Departments Transform Classrooms With Help From New Funding Program
If your department has a drab and boring classroom in need of an upgrade, the UA's new ISLE Program may be able to help.
The ISLE Program, which stands for Innovative Spaces for Learning and Engagement, is part of an ongoing effort to transform traditional campus classrooms into collaborative learning spaces, which are designed to engage students in more active learning, through features like flexible seating arrangements and various classroom technologies.
The UA now has 30 collaborative learning spaces, viewable on this map. The rooms are all centrally scheduled, which means instructors across campus can reserve them for their courses.
To support the transformation of additional classrooms on campus, the ISLE Program, administered through the Office of Academic Affairs, provides an opportunity for departments to apply for up to $50,000 in matching funds to transform classroom spaces that they control at the department level.
The ISLE Program is supported by the University's Strategic Initiatives Fund, which is managed by the Office of the Provost.
Departmentally controlled classrooms could be tailored to benefit students in specific academic disciplines, said Jane Hunter, UA director of academic resources and special projects, who coordinates the ISLE Program.
"Our senior vice president and CFO, Gregg Goldman, conceived the idea to use some of the Strategic Initiatives Funds to help departments develop their own innovative learning spaces with specialized furniture, technology or equipment to address the unique needs for teaching and learning in their discipline," she said.
Applications for the first round of funding are due Aug. 1. Any department can apply, and only one application is allowed per department. Applications must include: a description of the proposed renovations, including furniture and technology needs; an explanation of how the space will be used; a list of estimated costs; and endorsements by the department head and college dean.
Complete instructions for applying can be found here. A second round of applications will be accepted Dec. 3.
The ISLE Program will award half a million dollars over two cycles, which means 10 or more projects could be funded, depending on the scope of the selected projects, Hunter said.
To be eligible for ISLE Program funding, the room must be used primarily by students. A committee will choose the funding recipients, looking particularly for projects that have the most innovative design concepts and foster the highest levels of student engagement.
"There's a lot of evidence that high levels of student engagement lead to better learning." Hunter said. "The ISLE rooms will be designed for both formal and informal learning, not for faculty meetings or graduate student workspaces. They're really all about collaborative, engaged learning for students."

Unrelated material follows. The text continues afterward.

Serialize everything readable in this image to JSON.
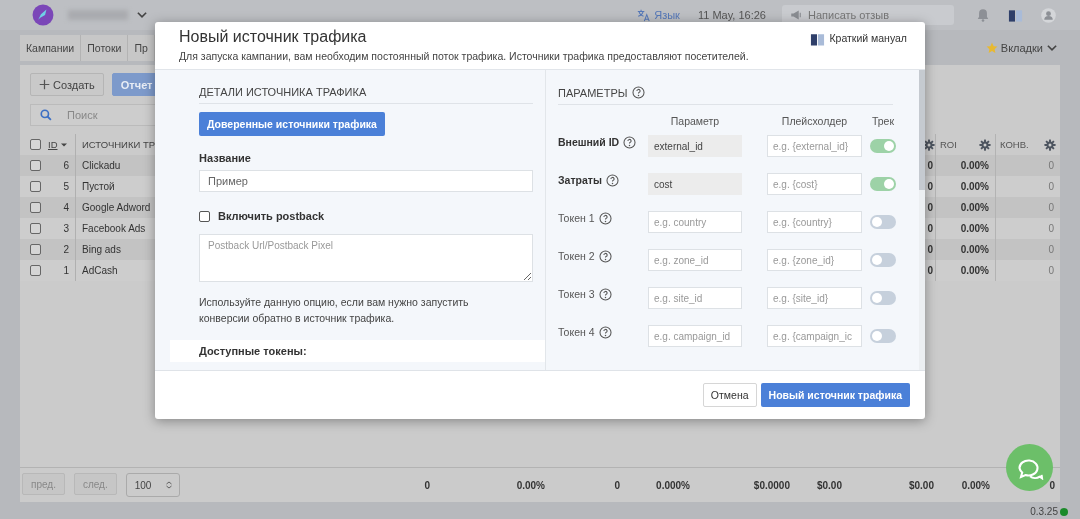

Departments awarded funding will partner with members of the UA Classroom Committee, which includes representatives from the Office of Academic Affairs, Facilities Management, Classroom Technology Services and others, to design, plan, prepare and construct the renovated spaces. Any project costs that exceed the matching funds awarded through the ISLE Program will be the responsibility of the department, and the finished classrooms will remain under the control of the department or unit.
A campuswide survey in fall 2017 revealed that collaborative learning spaces are the No. 1 preferred type of classroom on campus for faculty and students, Hunter said.
"Implementation of collaborative, active learning strategies usually requires faculty to invest some time to transform their courses, so it's really important that departments are committed to professional development for instructors," she said.
The Office of Instruction and Assessment offers consultations and a variety of professional development opportunities designed to support instructors teaching in collaborative learning spaces for the first time.
"In general, both students and faculty enjoy these spaces because of the opportunities they afford for more engaged learning and deeper-level thinking in the classroom," Hunter said. "We're doing our best to let students know that this is how you learn at the University of Arizona, and the more we have these types of rooms, the more we demonstrate our commitment to evidence-based teaching and learning."